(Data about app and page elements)
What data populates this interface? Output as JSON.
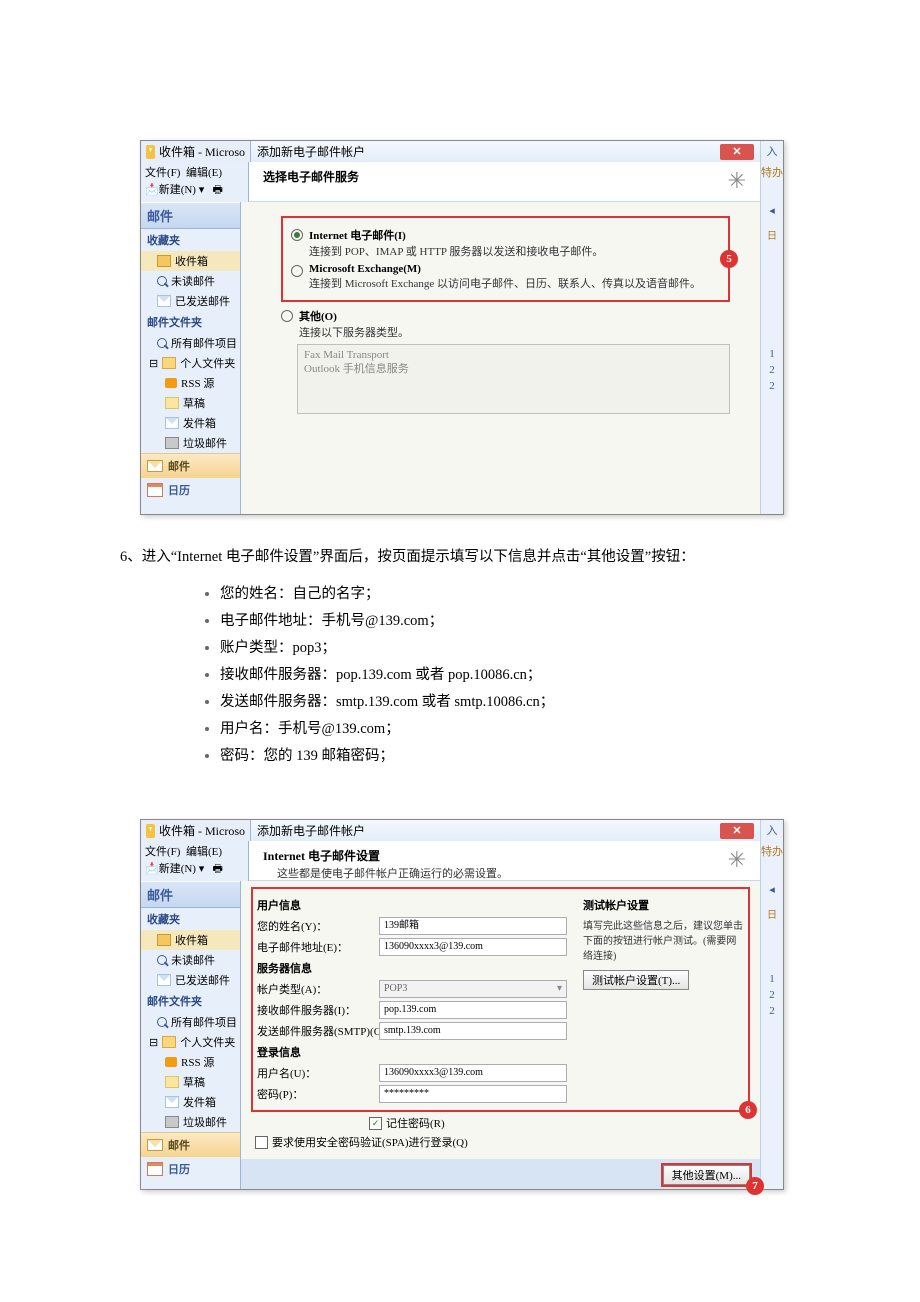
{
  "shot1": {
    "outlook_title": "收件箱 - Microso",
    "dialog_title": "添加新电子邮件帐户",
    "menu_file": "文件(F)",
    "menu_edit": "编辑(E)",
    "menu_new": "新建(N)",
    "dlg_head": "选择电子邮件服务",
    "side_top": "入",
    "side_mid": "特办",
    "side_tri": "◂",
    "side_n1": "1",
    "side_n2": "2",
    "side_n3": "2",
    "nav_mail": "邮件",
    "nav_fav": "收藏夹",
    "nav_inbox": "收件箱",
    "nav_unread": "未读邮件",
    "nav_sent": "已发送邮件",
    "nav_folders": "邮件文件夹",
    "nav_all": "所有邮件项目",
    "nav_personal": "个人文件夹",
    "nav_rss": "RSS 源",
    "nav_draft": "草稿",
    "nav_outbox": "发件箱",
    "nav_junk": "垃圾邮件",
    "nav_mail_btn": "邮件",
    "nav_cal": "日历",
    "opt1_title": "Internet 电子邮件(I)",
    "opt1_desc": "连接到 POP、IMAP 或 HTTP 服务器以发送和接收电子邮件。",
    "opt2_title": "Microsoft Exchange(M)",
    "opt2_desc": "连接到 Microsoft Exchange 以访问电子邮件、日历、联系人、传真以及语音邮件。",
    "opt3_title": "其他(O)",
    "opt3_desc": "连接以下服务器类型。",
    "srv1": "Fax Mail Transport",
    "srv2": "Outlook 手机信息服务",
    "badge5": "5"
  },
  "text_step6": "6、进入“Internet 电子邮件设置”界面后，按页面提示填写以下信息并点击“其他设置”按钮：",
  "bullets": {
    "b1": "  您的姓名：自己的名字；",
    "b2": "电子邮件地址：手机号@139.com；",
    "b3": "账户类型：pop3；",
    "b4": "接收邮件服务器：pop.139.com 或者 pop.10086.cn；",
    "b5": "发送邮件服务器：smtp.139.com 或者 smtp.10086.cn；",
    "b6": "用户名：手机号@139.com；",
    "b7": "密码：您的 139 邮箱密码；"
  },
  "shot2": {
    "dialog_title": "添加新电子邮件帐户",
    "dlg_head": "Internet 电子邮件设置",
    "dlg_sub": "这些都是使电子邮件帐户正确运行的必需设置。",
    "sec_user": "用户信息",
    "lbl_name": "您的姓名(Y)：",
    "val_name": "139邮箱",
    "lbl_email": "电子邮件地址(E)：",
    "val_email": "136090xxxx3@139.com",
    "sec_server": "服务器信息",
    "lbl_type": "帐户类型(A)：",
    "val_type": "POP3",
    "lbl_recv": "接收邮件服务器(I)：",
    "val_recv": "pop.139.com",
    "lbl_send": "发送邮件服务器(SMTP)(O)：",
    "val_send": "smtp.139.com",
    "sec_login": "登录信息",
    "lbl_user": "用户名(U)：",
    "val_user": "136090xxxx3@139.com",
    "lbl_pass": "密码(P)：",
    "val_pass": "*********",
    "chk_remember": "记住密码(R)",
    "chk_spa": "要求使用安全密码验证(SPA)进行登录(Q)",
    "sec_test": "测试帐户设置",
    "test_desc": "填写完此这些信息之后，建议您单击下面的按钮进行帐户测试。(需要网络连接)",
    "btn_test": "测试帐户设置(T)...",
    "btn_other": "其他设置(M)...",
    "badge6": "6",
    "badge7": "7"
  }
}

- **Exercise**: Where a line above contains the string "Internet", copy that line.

- **Problem solution**:
    "opt1_title": "Internet 电子邮件(I)",
  "text_step6": "6、进入“Internet 电子邮件设置”界面后，按页面提示填写以下信息并点击“其他设置”按钮：",
    "dlg_head": "Internet 电子邮件设置",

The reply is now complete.